By Joel Warner
By Michael Roberts
By Alan Prendergast
By Michael Roberts
By Michael Roberts
By Amber Taufen
By Patricia Calhoun
By William Breathes
Guess a jury won't get to hear about Clear Channel's fucksticks after all.
Denver-based representatives of Clear Channel, the nation's biggest concert promoter and largest owner of radio stations, mentioned these implements of destruction in messages quoted in an April 2 order by U.S. District Court Judge Edward Nottingham. The ruling pertained to a lawsuit filed against Clear Channel by Nobody in Particular Presents, an independent promotion firm that charged the San Antonio company with unfair business practices and assorted violations of federal and state anti-trust statutes. Nottingham tossed out some of NIPP's claims, but determined that others would be weighed at trial beginning on August 2 ("Clear Sailing," April 8).
Not anymore. On June 2, Clear Channel and NIPP issued a joint press release revealing in just 122 words that the two sides had settled their dispute, but providing few additional facts. The announcement was dominated by bland, heavily lawyered statements from Doug Kauffman, NIPP's founder and president, and Andy Levin, executive vice president and chief legal officer of Clear Channel. "This was a long and difficult battle, and we are very happy with this agreement," Kauffman said. "We look forward to continuing to be the leading independent concert promoter in the Denver area." Levin countered by declaring, "Clear Channel admitted no wrongdoing in connection with the lawsuit, but we are pleased to get the matter behind us. NIPP and Clear Channel can now get back to what we each do best -- providing great music to the people of Denver."
Unfortunately, these comments don't address Clear Channel's and NIPP's motivations for calling a truce.

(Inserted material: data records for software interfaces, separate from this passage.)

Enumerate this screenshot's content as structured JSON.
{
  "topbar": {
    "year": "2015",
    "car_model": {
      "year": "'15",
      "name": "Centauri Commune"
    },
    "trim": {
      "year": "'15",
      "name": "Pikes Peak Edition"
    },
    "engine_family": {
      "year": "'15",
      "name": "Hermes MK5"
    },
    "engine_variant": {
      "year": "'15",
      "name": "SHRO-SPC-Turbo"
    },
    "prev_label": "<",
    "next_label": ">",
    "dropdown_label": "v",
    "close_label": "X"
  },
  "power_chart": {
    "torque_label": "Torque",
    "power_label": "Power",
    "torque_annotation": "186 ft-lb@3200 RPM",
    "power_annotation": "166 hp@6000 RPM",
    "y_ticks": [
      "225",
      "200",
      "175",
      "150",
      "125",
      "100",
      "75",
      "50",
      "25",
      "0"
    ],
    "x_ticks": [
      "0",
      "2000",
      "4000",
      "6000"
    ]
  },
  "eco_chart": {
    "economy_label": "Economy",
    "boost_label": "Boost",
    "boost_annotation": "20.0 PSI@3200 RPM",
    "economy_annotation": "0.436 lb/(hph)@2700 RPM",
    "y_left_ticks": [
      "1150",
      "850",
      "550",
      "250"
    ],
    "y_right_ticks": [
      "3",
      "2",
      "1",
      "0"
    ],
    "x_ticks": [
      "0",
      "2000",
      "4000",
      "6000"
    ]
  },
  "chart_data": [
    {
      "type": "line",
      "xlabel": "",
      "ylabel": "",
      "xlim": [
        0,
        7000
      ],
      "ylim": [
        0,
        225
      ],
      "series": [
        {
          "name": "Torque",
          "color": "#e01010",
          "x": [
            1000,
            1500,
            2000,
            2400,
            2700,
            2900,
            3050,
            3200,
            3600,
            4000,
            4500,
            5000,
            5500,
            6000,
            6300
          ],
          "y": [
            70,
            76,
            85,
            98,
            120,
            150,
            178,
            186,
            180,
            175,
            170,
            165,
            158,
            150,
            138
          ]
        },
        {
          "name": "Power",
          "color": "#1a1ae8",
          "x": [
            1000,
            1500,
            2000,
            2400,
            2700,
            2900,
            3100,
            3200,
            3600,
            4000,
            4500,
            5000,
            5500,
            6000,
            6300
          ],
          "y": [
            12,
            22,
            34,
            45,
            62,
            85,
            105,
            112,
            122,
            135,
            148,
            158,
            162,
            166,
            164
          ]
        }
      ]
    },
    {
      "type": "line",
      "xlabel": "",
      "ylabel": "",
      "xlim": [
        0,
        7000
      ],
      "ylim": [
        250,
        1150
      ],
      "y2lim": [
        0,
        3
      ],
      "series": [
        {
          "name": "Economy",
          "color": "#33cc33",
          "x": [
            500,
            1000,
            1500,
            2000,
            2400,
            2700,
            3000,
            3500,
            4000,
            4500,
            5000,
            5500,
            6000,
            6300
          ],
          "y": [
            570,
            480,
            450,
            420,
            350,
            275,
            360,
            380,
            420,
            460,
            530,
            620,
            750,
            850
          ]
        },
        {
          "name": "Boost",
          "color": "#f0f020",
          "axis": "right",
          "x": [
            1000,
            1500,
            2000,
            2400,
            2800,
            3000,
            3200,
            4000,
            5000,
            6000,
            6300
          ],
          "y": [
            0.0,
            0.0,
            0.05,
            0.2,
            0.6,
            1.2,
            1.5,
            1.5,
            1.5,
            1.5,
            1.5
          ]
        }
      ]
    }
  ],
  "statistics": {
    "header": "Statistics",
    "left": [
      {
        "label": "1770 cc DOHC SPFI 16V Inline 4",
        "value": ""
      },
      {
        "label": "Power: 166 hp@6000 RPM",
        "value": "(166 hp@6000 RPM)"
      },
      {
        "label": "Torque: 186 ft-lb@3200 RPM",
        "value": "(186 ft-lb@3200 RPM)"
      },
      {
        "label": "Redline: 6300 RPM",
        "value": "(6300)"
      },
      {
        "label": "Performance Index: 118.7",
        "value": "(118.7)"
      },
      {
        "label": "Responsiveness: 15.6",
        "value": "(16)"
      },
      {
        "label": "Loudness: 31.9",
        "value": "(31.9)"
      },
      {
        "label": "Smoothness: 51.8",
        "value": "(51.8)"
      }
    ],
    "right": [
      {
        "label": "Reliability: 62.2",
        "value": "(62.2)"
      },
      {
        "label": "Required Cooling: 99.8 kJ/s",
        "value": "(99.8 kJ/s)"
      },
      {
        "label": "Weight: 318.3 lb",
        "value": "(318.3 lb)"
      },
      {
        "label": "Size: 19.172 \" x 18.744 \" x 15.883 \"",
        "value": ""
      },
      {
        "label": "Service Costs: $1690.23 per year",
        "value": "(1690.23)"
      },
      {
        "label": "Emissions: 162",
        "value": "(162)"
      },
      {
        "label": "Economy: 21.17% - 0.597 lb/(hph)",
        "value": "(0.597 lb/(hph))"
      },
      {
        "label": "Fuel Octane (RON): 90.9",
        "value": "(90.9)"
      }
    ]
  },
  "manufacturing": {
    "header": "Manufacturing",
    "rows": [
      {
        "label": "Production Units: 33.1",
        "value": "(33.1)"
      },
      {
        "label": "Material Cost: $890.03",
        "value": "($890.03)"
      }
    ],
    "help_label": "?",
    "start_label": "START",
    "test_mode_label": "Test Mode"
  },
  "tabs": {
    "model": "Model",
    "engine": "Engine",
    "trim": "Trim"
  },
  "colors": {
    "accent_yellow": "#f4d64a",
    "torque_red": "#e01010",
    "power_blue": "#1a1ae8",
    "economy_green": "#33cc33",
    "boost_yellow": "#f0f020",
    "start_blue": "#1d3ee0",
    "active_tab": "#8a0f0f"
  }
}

Levin, Kauffman and Jesse Morreale, who no longer has a day-to-day role at NIPP but retains an ownership stake, all declined to elaborate, citing the terms of the agreement.
It's likely that Clear Channel execs authorized a sum in the millions to buy silence like this, and they had good reason. Nottingham's memorandum contained damning evidence that Clear Channel's Denver office attempted to pressure acts into working with its concert wing by threatening to withhold radio airplay on its local stations. (The firm owns eight outlets in Denver, the maximum number allowed under federal regulations.) Included were e-mails from Mike O'Connor, Clear Channel's director of FM programming, telling minions from Reprise Records, "We are out of business with your label" and "You can all fuck yourselves as far as I'm concerned." Had such information gotten out in open court, Clear Channel could have been hit with a whopping judgment and faced increasing pressure to disentangle its concert-promotion and radio branches. Copycat suits might well have followed, and while the settlement doesn't eliminate that prospect, it prevents the buzz from reaching ear-splitting levels.
In interviews dating to 2001, when the original lawsuit was filed, NIPP's Kauffman repeatedly spoke about forcing Clear Channel to change its ways: In April, he said, "If we can play any part in that happening, then it's our pleasure." Achieving this goal became more difficult during the past year, when the firm suffered several major financial blows. NIPP owed the City of Denver such a hefty back-taxes bill that its offices were briefly shuttered, and it remains in debt to House of Blues, another promoter, in relation to Red Rocks shows featuring Björk and Gipsy Kings.
Either of these problems could have sent NIPP tumbling into bankruptcy, and they nearly did. Instead, the City of Denver and House of Blues worked out separate reimbursement plans, which kept NIPP alive long enough to cash in. "We structured a deal with NIPP," says Rodney Smith, director of programming and event services for the Denver Division of Theatres & Arenas. "Their back taxes are paid in full." NIPP signed a promissory note to the city for an additional $175,519.99, with a portion of that total due on October 1 and the remainder required in October 2005. According to Smith, "We've talked, and I know they're on pace to do that."
HOB executive vice president Alex Hodges, speaking from Los Angeles, tells a comparable tale. He declines to disclose the amount NIPP still needs to pay but says, "We're definitely encouraged by the progress they've made in taking some show earnings and paying us back debts that we incurred on their behalf. They've made consistent progress, and taking into account shows this summer, we anticipate even greater progress." Hodges emphasizes that he sees this process and NIPP's probable windfall as entirely separate, but he did phone Kauffman and company after the settlement was made public.
"Everybody in the business has been watching this, and it's made interesting reading," Hodges notes, chuckling. "I figured I'd have time to call now, because there won't be much to read about it anymore."